Identifying And Correcting Errors By State Preference

Image for post
Image for post
Double-slit phenomena are shaping human organizations.

When you’d ask people “What defines a company organization?”, you can expect a variety of answers. Answers typically vary from a ‘contract’ that binds an association of people to its ‘products’, ‘customers’, and/or its ‘people’. In a sense, these answers are not even wrong. Yet, they miss out on something important. None of these explains how exactly an organization sustains itself or ‘exists’ to achieve. A contract is but a banner. Products and customers are consequences of something. And, people are but puppets on a payroll. Organizational behavior experts will hastily add: “It’s the behavior of people, stupid. That’s what sustains an organization.” And, yes, they are right or, rather, half right. The business of organizational behavior experts, among other things, is to help make science from the art of leadership by classifying the conduct of people. Based on some theory or research, they sort out what works so they can explain and train people what to do or not to do. Thereafter, they’ll keep their fingers crossed hoping it all works out. When it does, they’ll sell their trick elsewhere. When it doesn’t, they’ll keep awfully quiet. You can’t really blame them for that. Organizations do not just hinge on behaviors but on repeated behaviors, that is, the repeated behavior of people in various roles that are shaped by external influences. Due to these influences, repeated behaviors slowly but surely drift to disrupt an organization and its processes eventually. As a result, chance rules organizations and the repeated behaviors that they comprise. This makes human organizations often difficult to predict. So, what can you do to keep these chance-driven phenomena functioning optimally as they develop? A list of ideal behaviors no longer suffices as fundamental model. …
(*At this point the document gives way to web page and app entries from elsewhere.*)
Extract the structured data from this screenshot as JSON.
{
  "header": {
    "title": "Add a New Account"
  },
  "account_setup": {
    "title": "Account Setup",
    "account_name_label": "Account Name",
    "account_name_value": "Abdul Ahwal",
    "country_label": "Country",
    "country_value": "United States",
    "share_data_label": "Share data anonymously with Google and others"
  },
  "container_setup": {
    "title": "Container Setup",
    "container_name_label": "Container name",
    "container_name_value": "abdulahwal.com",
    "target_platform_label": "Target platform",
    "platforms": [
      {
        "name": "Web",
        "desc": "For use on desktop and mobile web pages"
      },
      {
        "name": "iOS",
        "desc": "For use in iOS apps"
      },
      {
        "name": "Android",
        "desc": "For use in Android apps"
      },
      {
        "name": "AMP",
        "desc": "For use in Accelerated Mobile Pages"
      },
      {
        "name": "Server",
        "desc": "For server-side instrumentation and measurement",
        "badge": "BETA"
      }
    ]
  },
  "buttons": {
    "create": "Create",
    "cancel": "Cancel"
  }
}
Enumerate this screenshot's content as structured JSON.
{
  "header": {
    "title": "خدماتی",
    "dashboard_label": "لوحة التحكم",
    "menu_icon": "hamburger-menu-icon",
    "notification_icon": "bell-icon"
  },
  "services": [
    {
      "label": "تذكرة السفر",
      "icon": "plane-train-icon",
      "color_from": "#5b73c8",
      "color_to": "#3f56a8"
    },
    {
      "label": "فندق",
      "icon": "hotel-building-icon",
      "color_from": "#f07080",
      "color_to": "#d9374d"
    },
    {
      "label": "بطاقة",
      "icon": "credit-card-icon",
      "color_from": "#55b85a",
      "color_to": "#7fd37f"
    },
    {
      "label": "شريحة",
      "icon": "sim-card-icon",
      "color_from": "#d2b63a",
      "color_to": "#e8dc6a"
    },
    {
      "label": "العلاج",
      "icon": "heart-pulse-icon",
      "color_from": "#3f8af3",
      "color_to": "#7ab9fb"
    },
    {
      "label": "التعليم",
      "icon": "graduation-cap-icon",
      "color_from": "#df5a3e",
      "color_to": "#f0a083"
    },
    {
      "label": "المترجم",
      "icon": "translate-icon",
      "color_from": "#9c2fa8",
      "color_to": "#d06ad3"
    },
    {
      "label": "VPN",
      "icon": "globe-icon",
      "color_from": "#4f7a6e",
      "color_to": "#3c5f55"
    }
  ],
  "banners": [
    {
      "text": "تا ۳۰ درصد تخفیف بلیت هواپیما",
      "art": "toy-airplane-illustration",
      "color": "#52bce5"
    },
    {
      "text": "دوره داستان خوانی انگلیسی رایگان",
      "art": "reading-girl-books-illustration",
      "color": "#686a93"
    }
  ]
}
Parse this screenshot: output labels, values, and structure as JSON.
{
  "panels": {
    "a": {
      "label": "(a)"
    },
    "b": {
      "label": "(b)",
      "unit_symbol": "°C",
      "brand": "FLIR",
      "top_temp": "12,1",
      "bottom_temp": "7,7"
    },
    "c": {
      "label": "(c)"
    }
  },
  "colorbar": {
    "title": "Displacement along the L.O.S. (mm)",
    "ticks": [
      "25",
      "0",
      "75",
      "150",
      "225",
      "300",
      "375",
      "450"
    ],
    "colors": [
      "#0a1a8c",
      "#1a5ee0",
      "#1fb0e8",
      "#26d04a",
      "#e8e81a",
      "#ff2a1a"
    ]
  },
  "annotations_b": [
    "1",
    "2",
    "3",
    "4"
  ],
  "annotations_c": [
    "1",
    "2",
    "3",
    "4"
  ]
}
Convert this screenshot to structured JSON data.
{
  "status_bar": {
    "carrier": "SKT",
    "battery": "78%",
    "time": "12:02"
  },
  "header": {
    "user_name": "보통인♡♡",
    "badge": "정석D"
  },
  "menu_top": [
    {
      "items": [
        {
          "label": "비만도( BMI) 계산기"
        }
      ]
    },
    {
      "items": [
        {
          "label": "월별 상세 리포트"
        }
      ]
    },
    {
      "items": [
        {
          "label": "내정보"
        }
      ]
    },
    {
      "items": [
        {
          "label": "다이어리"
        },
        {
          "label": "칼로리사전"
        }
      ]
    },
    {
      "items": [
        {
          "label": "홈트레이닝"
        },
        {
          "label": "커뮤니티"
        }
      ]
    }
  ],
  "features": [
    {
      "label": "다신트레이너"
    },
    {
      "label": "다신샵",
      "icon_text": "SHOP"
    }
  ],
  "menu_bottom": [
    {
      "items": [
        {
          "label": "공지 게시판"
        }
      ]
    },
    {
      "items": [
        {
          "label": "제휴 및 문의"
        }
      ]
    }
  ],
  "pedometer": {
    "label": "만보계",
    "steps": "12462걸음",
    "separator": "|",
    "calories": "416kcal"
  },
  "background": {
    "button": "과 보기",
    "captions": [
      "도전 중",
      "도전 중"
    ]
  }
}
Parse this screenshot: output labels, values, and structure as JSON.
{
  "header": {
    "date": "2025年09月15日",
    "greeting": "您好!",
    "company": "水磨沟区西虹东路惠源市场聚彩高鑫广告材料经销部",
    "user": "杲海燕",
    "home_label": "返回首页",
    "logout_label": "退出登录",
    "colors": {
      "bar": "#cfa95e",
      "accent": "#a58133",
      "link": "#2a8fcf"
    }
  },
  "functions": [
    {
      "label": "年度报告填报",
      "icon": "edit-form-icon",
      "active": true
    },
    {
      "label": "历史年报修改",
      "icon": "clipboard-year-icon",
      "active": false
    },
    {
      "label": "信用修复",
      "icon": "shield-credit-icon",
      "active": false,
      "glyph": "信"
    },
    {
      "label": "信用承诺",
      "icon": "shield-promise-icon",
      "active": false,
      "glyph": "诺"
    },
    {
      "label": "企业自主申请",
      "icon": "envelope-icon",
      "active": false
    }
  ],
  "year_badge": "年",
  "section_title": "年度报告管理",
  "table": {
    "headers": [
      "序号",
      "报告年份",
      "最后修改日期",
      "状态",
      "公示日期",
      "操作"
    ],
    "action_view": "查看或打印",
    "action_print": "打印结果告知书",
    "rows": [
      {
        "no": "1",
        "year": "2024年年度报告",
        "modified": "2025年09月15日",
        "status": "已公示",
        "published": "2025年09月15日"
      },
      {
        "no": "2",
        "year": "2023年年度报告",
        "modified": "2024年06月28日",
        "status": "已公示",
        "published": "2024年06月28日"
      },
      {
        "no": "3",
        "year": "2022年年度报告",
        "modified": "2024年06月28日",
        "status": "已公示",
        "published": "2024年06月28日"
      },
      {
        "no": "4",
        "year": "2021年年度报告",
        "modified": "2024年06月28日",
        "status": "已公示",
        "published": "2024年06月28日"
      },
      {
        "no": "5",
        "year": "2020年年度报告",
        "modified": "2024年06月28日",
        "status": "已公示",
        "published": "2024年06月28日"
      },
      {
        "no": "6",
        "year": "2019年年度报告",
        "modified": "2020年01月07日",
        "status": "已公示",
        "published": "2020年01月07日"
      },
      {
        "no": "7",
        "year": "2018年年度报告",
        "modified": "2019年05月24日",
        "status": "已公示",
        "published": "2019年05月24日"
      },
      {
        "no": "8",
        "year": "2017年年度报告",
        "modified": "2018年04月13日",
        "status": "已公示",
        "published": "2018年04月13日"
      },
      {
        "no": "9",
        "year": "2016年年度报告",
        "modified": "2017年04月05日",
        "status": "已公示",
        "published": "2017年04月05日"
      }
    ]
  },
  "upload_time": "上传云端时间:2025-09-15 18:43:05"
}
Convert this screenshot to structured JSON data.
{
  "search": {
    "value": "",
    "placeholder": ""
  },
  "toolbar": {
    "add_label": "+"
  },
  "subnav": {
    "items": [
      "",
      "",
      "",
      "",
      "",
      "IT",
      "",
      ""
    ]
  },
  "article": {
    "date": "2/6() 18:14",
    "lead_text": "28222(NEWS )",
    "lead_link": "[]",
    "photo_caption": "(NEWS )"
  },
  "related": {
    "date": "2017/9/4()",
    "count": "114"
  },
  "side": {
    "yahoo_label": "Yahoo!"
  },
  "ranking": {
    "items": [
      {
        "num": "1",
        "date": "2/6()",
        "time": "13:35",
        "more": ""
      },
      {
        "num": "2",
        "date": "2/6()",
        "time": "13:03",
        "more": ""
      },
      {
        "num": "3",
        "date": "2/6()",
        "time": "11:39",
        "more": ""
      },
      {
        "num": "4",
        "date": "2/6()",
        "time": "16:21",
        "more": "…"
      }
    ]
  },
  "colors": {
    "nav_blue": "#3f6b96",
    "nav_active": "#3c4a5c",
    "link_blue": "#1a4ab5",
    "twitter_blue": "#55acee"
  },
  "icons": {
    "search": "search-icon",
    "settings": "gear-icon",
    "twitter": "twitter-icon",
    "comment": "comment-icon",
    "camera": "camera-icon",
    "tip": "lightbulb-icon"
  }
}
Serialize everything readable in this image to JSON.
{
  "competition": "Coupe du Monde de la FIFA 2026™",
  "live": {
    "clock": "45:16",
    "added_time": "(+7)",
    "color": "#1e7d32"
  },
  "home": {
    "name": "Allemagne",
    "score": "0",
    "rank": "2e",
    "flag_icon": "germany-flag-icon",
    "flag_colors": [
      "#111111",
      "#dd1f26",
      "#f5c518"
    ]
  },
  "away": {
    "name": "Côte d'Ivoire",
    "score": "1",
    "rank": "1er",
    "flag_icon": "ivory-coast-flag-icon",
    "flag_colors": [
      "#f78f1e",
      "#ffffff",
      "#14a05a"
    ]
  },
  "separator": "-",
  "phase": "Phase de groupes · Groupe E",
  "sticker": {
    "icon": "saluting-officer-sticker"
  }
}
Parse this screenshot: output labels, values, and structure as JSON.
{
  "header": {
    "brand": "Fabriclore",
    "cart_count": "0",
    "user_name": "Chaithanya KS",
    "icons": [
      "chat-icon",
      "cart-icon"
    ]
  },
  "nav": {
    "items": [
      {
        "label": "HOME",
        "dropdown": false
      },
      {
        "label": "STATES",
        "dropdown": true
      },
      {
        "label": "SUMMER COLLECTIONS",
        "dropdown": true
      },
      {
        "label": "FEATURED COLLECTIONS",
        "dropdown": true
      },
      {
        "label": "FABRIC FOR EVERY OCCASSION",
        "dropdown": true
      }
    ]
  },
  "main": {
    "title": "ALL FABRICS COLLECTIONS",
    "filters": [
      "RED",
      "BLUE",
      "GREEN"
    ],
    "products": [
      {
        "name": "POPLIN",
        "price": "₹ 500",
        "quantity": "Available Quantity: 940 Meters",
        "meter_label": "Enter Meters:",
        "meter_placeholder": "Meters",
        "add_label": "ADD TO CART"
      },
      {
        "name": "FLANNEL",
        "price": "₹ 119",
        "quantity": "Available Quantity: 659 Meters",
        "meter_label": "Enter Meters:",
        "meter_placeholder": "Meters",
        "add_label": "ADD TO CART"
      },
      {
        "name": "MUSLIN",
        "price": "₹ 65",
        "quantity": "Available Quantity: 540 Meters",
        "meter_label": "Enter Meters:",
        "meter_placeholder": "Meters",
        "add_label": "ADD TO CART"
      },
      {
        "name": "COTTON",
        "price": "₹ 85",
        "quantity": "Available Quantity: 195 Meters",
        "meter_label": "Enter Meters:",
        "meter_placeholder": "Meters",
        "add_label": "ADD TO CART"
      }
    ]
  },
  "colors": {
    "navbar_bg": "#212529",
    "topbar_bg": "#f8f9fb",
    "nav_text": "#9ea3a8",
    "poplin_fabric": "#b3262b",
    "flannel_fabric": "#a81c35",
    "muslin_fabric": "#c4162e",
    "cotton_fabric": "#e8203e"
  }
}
Arvind Krishna Takes Over As CEO — But Maybe Not For Long

Image for post
Image for post
With its Growth Environment (GEN) changing, a leader with a different Growth Environment Orientation (GEO) is needed.

Guided by my analysis of corporate growth environments (GEN), I have reiterated on several occassions the expectation that a leadership change at IBM is imminent. Ginni Rometty has transformed the IBM powerhouse, cutting out hopeless businesses and fostering new ideas that might lead to new growth-generating products. However, a new hand was required with a different growth-environment orientation (GEO), a builder that turns these ideas into disruptive products. The natural premise: “corporate and national environments influence the rise of leaders and their role.

It seems the time has come with the appointment of Arvind Krishna. …


A Telling Exchange

Image for post
Image for post
A dialog: Mankind is but a catalyst.

Scott Bellamy kindly agreed to publish his comments on Mankind is but a catalyst together with my response when I explained how much his comments helped me point out the crux of my drift. Scott holds a BSc in Cognitive Science, a field he likes because it allows him the freedom to explore the intersection between physics, biology, and semiotics (using nonlinear systems theory). He intended to become an academic but was lured into industry early on. “In some ways, I never left — to me academia is a state of mind, not a job title.” An American who lives and works in Japan, Scott focuses on logistics. “The thermodynamics and computational properties of logistics networks are fascinating with parallels in physics, ecology, neurology, and finance to name a few. …

About

Marcus van der Erve

Investigative Journalist | Sociologist (PhD) | Physicist (B.Eng) | Futurist

Get the Medium app

A button that says 'Download on the App Store', and if clicked it will lead you to the iOS App store
A button that says 'Get it on, Google Play', and if clicked it will lead you to the Google Play store